Task to complete. Copy the records below exactly, leaving out every picture.
Provided entries below:
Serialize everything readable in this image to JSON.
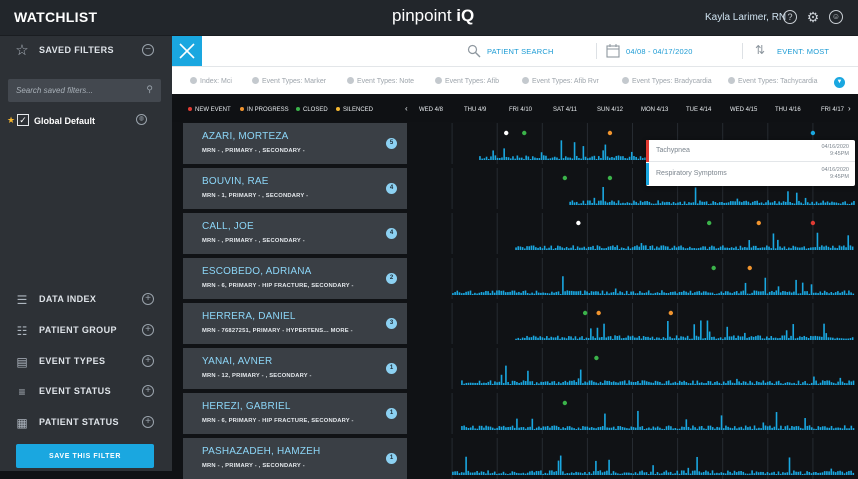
{
  "app": {
    "title": "WATCHLIST",
    "brand_text": "pinpoint",
    "brand_mark": "iQ",
    "user_name": "Kayla Larimer, RN",
    "accent": "#1aa7e0"
  },
  "sidebar": {
    "saved_filters_label": "SAVED FILTERS",
    "search_placeholder": "Search saved filters...",
    "global_default_label": "Global Default",
    "sections": [
      {
        "label": "DATA INDEX",
        "icon": "sliders-icon"
      },
      {
        "label": "PATIENT GROUP",
        "icon": "patient-group-icon"
      },
      {
        "label": "EVENT TYPES",
        "icon": "document-icon"
      },
      {
        "label": "EVENT STATUS",
        "icon": "event-status-icon"
      },
      {
        "label": "PATIENT STATUS",
        "icon": "clipboard-icon"
      }
    ],
    "save_button_label": "SAVE THIS FILTER"
  },
  "toolbar": {
    "patient_search_label": "PATIENT SEARCH",
    "date_range": "04/08 - 04/17/2020",
    "sort_label": "EVENT: MOST"
  },
  "chips": [
    "Index: Mci",
    "Event Types: Marker",
    "Event Types: Note",
    "Event Types: Afib",
    "Event Types: Afib Rvr",
    "Event Types: Bradycardia",
    "Event Types: Tachycardia"
  ],
  "legend": [
    {
      "label": "NEW EVENT",
      "color": "#e03b33"
    },
    {
      "label": "IN PROGRESS",
      "color": "#f0942e"
    },
    {
      "label": "CLOSED",
      "color": "#3bb34a"
    },
    {
      "label": "SILENCED",
      "color": "#f5b731"
    }
  ],
  "dates": [
    "WED 4/8",
    "THU 4/9",
    "FRI 4/10",
    "SAT 4/11",
    "SUN 4/12",
    "MON 4/13",
    "TUE 4/14",
    "WED 4/15",
    "THU 4/16",
    "FRI 4/17"
  ],
  "patients": [
    {
      "name": "AZARI, MORTEZA",
      "details": "MRN - , PRIMARY - , SECONDARY -",
      "count": "5",
      "events": [
        {
          "day": 2.2,
          "color": "#ffffff"
        },
        {
          "day": 2.6,
          "color": "#3bb34a"
        },
        {
          "day": 4.5,
          "color": "#f0942e"
        },
        {
          "day": 9.0,
          "color": "#1aa7e0"
        }
      ]
    },
    {
      "name": "BOUVIN, RAE",
      "details": "MRN - 1, PRIMARY - , SECONDARY -",
      "count": "4",
      "events": [
        {
          "day": 3.5,
          "color": "#3bb34a"
        },
        {
          "day": 4.5,
          "color": "#3bb34a"
        },
        {
          "day": 6.1,
          "color": "#f0942e"
        },
        {
          "day": 9.2,
          "color": "#3bb34a"
        }
      ]
    },
    {
      "name": "CALL, JOE",
      "details": "MRN - , PRIMARY - , SECONDARY -",
      "count": "4",
      "events": [
        {
          "day": 3.8,
          "color": "#ffffff"
        },
        {
          "day": 6.7,
          "color": "#3bb34a"
        },
        {
          "day": 7.8,
          "color": "#f0942e"
        },
        {
          "day": 9.0,
          "color": "#e03b33"
        }
      ]
    },
    {
      "name": "ESCOBEDO, ADRIANA",
      "details": "MRN - 6, PRIMARY - HIP FRACTURE, SECONDARY -",
      "count": "2",
      "events": [
        {
          "day": 6.8,
          "color": "#3bb34a"
        },
        {
          "day": 7.6,
          "color": "#f0942e"
        }
      ]
    },
    {
      "name": "HERRERA, DANIEL",
      "details": "MRN - 76827251, PRIMARY - HYPERTENS... MORE -",
      "count": "3",
      "events": [
        {
          "day": 3.95,
          "color": "#3bb34a"
        },
        {
          "day": 4.25,
          "color": "#f0942e"
        },
        {
          "day": 5.85,
          "color": "#f0942e"
        }
      ]
    },
    {
      "name": "YANAI, AVNER",
      "details": "MRN - 12, PRIMARY - , SECONDARY -",
      "count": "1",
      "events": [
        {
          "day": 4.2,
          "color": "#3bb34a"
        }
      ]
    },
    {
      "name": "HEREZI, GABRIEL",
      "details": "MRN - 6, PRIMARY - HIP FRACTURE, SECONDARY -",
      "count": "1",
      "events": [
        {
          "day": 3.5,
          "color": "#3bb34a"
        }
      ]
    },
    {
      "name": "PASHAZADEH, HAMZEH",
      "details": "MRN - , PRIMARY - , SECONDARY -",
      "count": "1",
      "events": []
    }
  ],
  "tooltip": {
    "items": [
      {
        "label": "Tachypnea",
        "date": "04/16/2020",
        "time": "9:45PM",
        "color": "#e03b33"
      },
      {
        "label": "Respiratory Symptoms",
        "date": "04/16/2020",
        "time": "9:45PM",
        "color": "#1aa7e0"
      }
    ]
  }
}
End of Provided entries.
Written answer.
Serialize everything readable in this image to JSON.
{
  "app": {
    "title": "WATCHLIST",
    "brand_text": "pinpoint",
    "brand_mark": "iQ",
    "user_name": "Kayla Larimer, RN",
    "accent": "#1aa7e0"
  },
  "sidebar": {
    "saved_filters_label": "SAVED FILTERS",
    "search_placeholder": "Search saved filters...",
    "global_default_label": "Global Default",
    "sections": [
      {
        "label": "DATA INDEX",
        "icon": "sliders-icon"
      },
      {
        "label": "PATIENT GROUP",
        "icon": "patient-group-icon"
      },
      {
        "label": "EVENT TYPES",
        "icon": "document-icon"
      },
      {
        "label": "EVENT STATUS",
        "icon": "event-status-icon"
      },
      {
        "label": "PATIENT STATUS",
        "icon": "clipboard-icon"
      }
    ],
    "save_button_label": "SAVE THIS FILTER"
  },
  "toolbar": {
    "patient_search_label": "PATIENT SEARCH",
    "date_range": "04/08 - 04/17/2020",
    "sort_label": "EVENT: MOST"
  },
  "chips": [
    "Index: Mci",
    "Event Types: Marker",
    "Event Types: Note",
    "Event Types: Afib",
    "Event Types: Afib Rvr",
    "Event Types: Bradycardia",
    "Event Types: Tachycardia"
  ],
  "legend": [
    {
      "label": "NEW EVENT",
      "color": "#e03b33"
    },
    {
      "label": "IN PROGRESS",
      "color": "#f0942e"
    },
    {
      "label": "CLOSED",
      "color": "#3bb34a"
    },
    {
      "label": "SILENCED",
      "color": "#f5b731"
    }
  ],
  "dates": [
    "WED 4/8",
    "THU 4/9",
    "FRI 4/10",
    "SAT 4/11",
    "SUN 4/12",
    "MON 4/13",
    "TUE 4/14",
    "WED 4/15",
    "THU 4/16",
    "FRI 4/17"
  ],
  "patients": [
    {
      "name": "AZARI, MORTEZA",
      "details": "MRN - , PRIMARY - , SECONDARY -",
      "count": "5",
      "events": [
        {
          "day": 2.2,
          "color": "#ffffff"
        },
        {
          "day": 2.6,
          "color": "#3bb34a"
        },
        {
          "day": 4.5,
          "color": "#f0942e"
        },
        {
          "day": 9.0,
          "color": "#1aa7e0"
        }
      ]
    },
    {
      "name": "BOUVIN, RAE",
      "details": "MRN - 1, PRIMARY - , SECONDARY -",
      "count": "4",
      "events": [
        {
          "day": 3.5,
          "color": "#3bb34a"
        },
        {
          "day": 4.5,
          "color": "#3bb34a"
        },
        {
          "day": 6.1,
          "color": "#f0942e"
        },
        {
          "day": 9.2,
          "color": "#3bb34a"
        }
      ]
    },
    {
      "name": "CALL, JOE",
      "details": "MRN - , PRIMARY - , SECONDARY -",
      "count": "4",
      "events": [
        {
          "day": 3.8,
          "color": "#ffffff"
        },
        {
          "day": 6.7,
          "color": "#3bb34a"
        },
        {
          "day": 7.8,
          "color": "#f0942e"
        },
        {
          "day": 9.0,
          "color": "#e03b33"
        }
      ]
    },
    {
      "name": "ESCOBEDO, ADRIANA",
      "details": "MRN - 6, PRIMARY - HIP FRACTURE, SECONDARY -",
      "count": "2",
      "events": [
        {
          "day": 6.8,
          "color": "#3bb34a"
        },
        {
          "day": 7.6,
          "color": "#f0942e"
        }
      ]
    },
    {
      "name": "HERRERA, DANIEL",
      "details": "MRN - 76827251, PRIMARY - HYPERTENS... MORE -",
      "count": "3",
      "events": [
        {
          "day": 3.95,
          "color": "#3bb34a"
        },
        {
          "day": 4.25,
          "color": "#f0942e"
        },
        {
          "day": 5.85,
          "color": "#f0942e"
        }
      ]
    },
    {
      "name": "YANAI, AVNER",
      "details": "MRN - 12, PRIMARY - , SECONDARY -",
      "count": "1",
      "events": [
        {
          "day": 4.2,
          "color": "#3bb34a"
        }
      ]
    },
    {
      "name": "HEREZI, GABRIEL",
      "details": "MRN - 6, PRIMARY - HIP FRACTURE, SECONDARY -",
      "count": "1",
      "events": [
        {
          "day": 3.5,
          "color": "#3bb34a"
        }
      ]
    },
    {
      "name": "PASHAZADEH, HAMZEH",
      "details": "MRN - , PRIMARY - , SECONDARY -",
      "count": "1",
      "events": []
    }
  ],
  "tooltip": {
    "items": [
      {
        "label": "Tachypnea",
        "date": "04/16/2020",
        "time": "9:45PM",
        "color": "#e03b33"
      },
      {
        "label": "Respiratory Symptoms",
        "date": "04/16/2020",
        "time": "9:45PM",
        "color": "#1aa7e0"
      }
    ]
  }
}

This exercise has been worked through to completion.